Larry have you compared nitrate to enzymes?
No, I have assorted enzymes, but they’re not readily available to most folks so I decided to stick with simpler things. I know that Garotta ( bacterial mix for composting) really worked well. And I know that you have tried a few things. I figure that the seed probably has what it needs, just perhaps not enough. The idea with nitrate is that it is a specific inducer of what the seed needs to release to open the achene. Generally they just fall open at the suture. Sort of like how GA will induce malting effects in barley I think that the NO produced from NO3 is a signal. What is next in the pathway I have no idea.
I tried to pick readily available enzymes. Enzymes are involved in nature - seed germination when birds and small animals eat the hips.
Henry and Larry, would it be possible to collect chicken poo and soak the seeds in it at some dilution rate. The other idea was to get a chook to eat some seeds in a controlled environment and then harvest the seeds from the poo. Only ideas at present.
I would wonder if the digestive acids\enzymes would have more of an effect that the actual poo.
See this thread. One of our members (Enrique) used his pet dove to process his seeds a few years ago.
Thanks for that Mark, good reading material. On reading the part about pineapple, it reminded me that a lot of chefs are using ‘kiwi fruit’ to tenderize squid/octopus and other things, might have a go at it plus some of the others that have been mentioned.
Those same enzymes in kiwi and pineapple are what cause them to dissolve gelatin. Decades ago, my best friend’s mother made her “signature” fruit gelatin for a church function, though she mistakenly included kiwi. By the time she arrived at the event with her dish, it had completely dissolved into goup from the kiwi. Pineapple has to be cooked prior to including in gelatin for the same reason.

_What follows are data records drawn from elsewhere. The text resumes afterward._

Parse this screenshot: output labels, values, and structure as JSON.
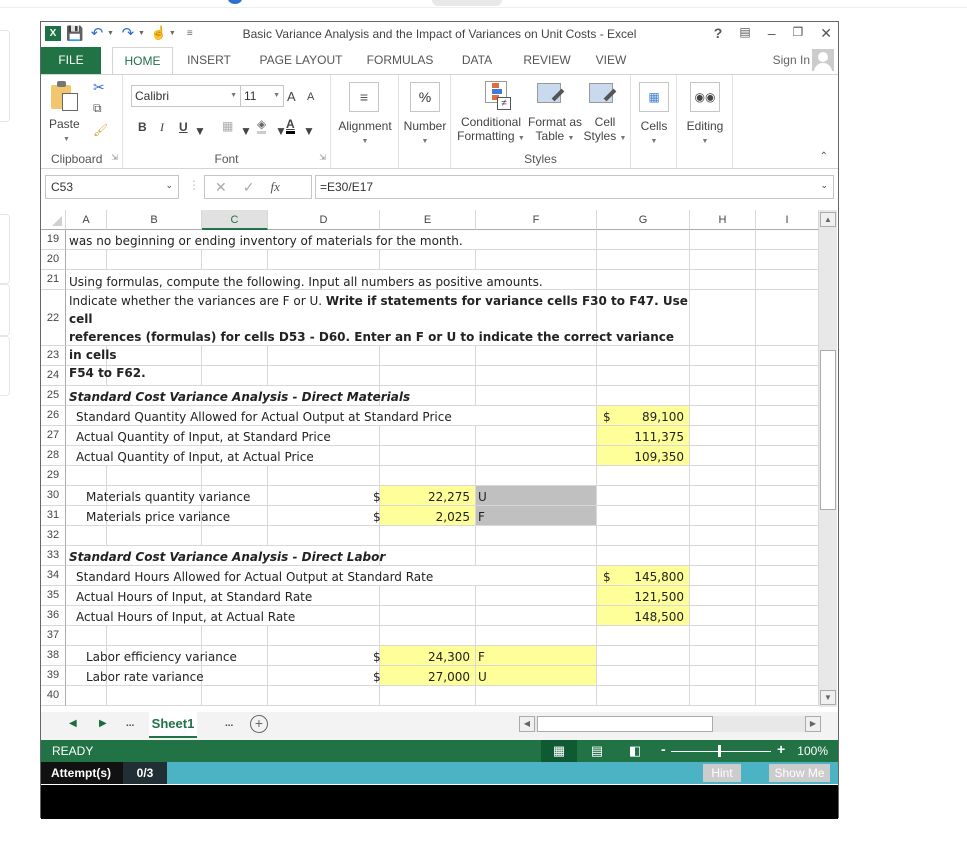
{
  "window": {
    "title": "Basic Variance Analysis and the Impact of Variances on Unit Costs - Excel",
    "controls": {
      "help": "?",
      "ribbon_display": "⊼",
      "minimize": "–",
      "restore": "🗗",
      "close": "✕"
    }
  },
  "quick_access": {
    "icons": [
      "excel-logo-icon",
      "save-icon",
      "undo-icon",
      "redo-icon",
      "touch-mode-icon",
      "customize-qat-icon"
    ]
  },
  "tabs": [
    {
      "label": "FILE",
      "active": false
    },
    {
      "label": "HOME",
      "active": true
    },
    {
      "label": "INSERT",
      "active": false
    },
    {
      "label": "PAGE LAYOUT",
      "active": false
    },
    {
      "label": "FORMULAS",
      "active": false
    },
    {
      "label": "DATA",
      "active": false
    },
    {
      "label": "REVIEW",
      "active": false
    },
    {
      "label": "VIEW",
      "active": false
    }
  ],
  "signin": {
    "label": "Sign In"
  },
  "ribbon": {
    "clipboard": {
      "group_label": "Clipboard",
      "paste_label": "Paste"
    },
    "font": {
      "group_label": "Font",
      "font_name": "Calibri",
      "font_size": "11",
      "bold": "B",
      "italic": "I",
      "underline": "U",
      "grow": "A",
      "shrink": "A",
      "font_color": "A"
    },
    "alignment": {
      "label": "Alignment"
    },
    "number": {
      "label": "Number",
      "symbol": "%"
    },
    "styles": {
      "group_label": "Styles",
      "conditional_line1": "Conditional",
      "conditional_line2": "Formatting",
      "format_table_line1": "Format as",
      "format_table_line2": "Table",
      "cell_styles_line1": "Cell",
      "cell_styles_line2": "Styles"
    },
    "cells": {
      "label": "Cells"
    },
    "editing": {
      "label": "Editing"
    }
  },
  "formula_bar": {
    "name_box": "C53",
    "cancel": "✕",
    "enter": "✓",
    "fx": "fx",
    "formula": "=E30/E17"
  },
  "columns": [
    "A",
    "B",
    "C",
    "D",
    "E",
    "F",
    "G",
    "H",
    "I"
  ],
  "selected_column": "C",
  "rows": {
    "r19": "was no beginning or ending inventory of materials for the month.",
    "r21": "Using formulas, compute the following.  Input all numbers as positive amounts.",
    "r22_plain": "Indicate whether the variances are F or U. ",
    "r22_bold1": "Write if statements for variance cells F30 to F47. Use cell",
    "r22_bold2": "references (formulas) for cells D53 - D60. Enter an  F or U to indicate the correct variance in cells",
    "r22_bold3": "F54 to F62.",
    "r25": "Standard Cost Variance Analysis - Direct Materials",
    "r26": {
      "label": "Standard Quantity Allowed for Actual Output at Standard Price",
      "currency": "$",
      "value": "89,100"
    },
    "r27": {
      "label": "Actual Quantity of Input, at Standard Price",
      "value": "111,375"
    },
    "r28": {
      "label": "Actual Quantity of Input, at Actual Price",
      "value": "109,350"
    },
    "r30": {
      "label": "Materials quantity variance",
      "currency": "$",
      "value": "22,275",
      "flag": "U"
    },
    "r31": {
      "label": "Materials price variance",
      "currency": "$",
      "value": "2,025",
      "flag": "F"
    },
    "r33": "Standard Cost Variance Analysis - Direct Labor",
    "r34": {
      "label": "Standard Hours Allowed for Actual Output at Standard Rate",
      "currency": "$",
      "value": "145,800"
    },
    "r35": {
      "label": "Actual Hours of Input, at Standard Rate",
      "value": "121,500"
    },
    "r36": {
      "label": "Actual Hours of Input, at Actual Rate",
      "value": "148,500"
    },
    "r38": {
      "label": "Labor efficiency variance",
      "currency": "$",
      "value": "24,300",
      "flag": "F"
    },
    "r39": {
      "label": "Labor rate variance",
      "currency": "$",
      "value": "27,000",
      "flag": "U"
    }
  },
  "row_numbers": [
    "19",
    "20",
    "21",
    "22",
    "23",
    "24",
    "25",
    "26",
    "27",
    "28",
    "29",
    "30",
    "31",
    "32",
    "33",
    "34",
    "35",
    "36",
    "37",
    "38",
    "39",
    "40"
  ],
  "sheet_tabs": {
    "prev": "◀",
    "next": "▶",
    "ellipsis_left": "...",
    "active": "Sheet1",
    "ellipsis_right": "...",
    "add": "+"
  },
  "status_bar": {
    "mode": "READY",
    "zoom": "100%",
    "zoom_minus": "-",
    "zoom_plus": "+",
    "zoom_level": 1.0
  },
  "attempts": {
    "label": "Attempt(s)",
    "value": "0/3",
    "hint": "Hint",
    "show_me": "Show Me"
  },
  "colors": {
    "excel_green": "#217346",
    "highlight_yellow": "#ffff99",
    "highlight_gray": "#c0c0c0",
    "attempt_bar": "#4bb3c4"
  }
}
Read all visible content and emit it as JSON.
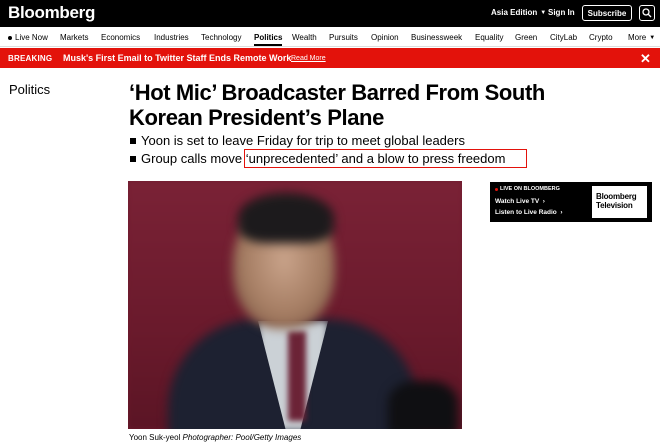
{
  "header": {
    "logo": "Bloomberg",
    "edition": "Asia Edition",
    "signin": "Sign In",
    "subscribe": "Subscribe",
    "search_icon": "search-icon"
  },
  "nav": {
    "live": "Live Now",
    "items": [
      "Markets",
      "Economics",
      "Industries",
      "Technology",
      "Politics",
      "Wealth",
      "Pursuits",
      "Opinion",
      "Businessweek",
      "Equality",
      "Green",
      "CityLab",
      "Crypto"
    ],
    "active": "Politics",
    "more": "More"
  },
  "breaking": {
    "tag": "BREAKING",
    "headline": "Musk's First Email to Twitter Staff Ends Remote Work",
    "readmore": "Read More",
    "accent": "#e3120b"
  },
  "article": {
    "section": "Politics",
    "title": "‘Hot Mic’ Broadcaster Barred From South Korean President’s Plane",
    "abstract": [
      "Yoon is set to leave Friday for trip to meet global leaders",
      "Group calls move ‘unprecedented’ and a blow to press freedom"
    ],
    "caption": "Yoon Suk-yeol",
    "credit": "Photographer: Pool/Getty Images"
  },
  "tv_ad": {
    "live": "LIVE ON BLOOMBERG",
    "watch": "Watch Live TV",
    "listen": "Listen to Live Radio",
    "logo_line1": "Bloomberg",
    "logo_line2": "Television"
  }
}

In addition to a comparison of a drain cleaner enzyme product versus a nitrate, a drain cleaner first, then a nitrate second procedure may be interesting.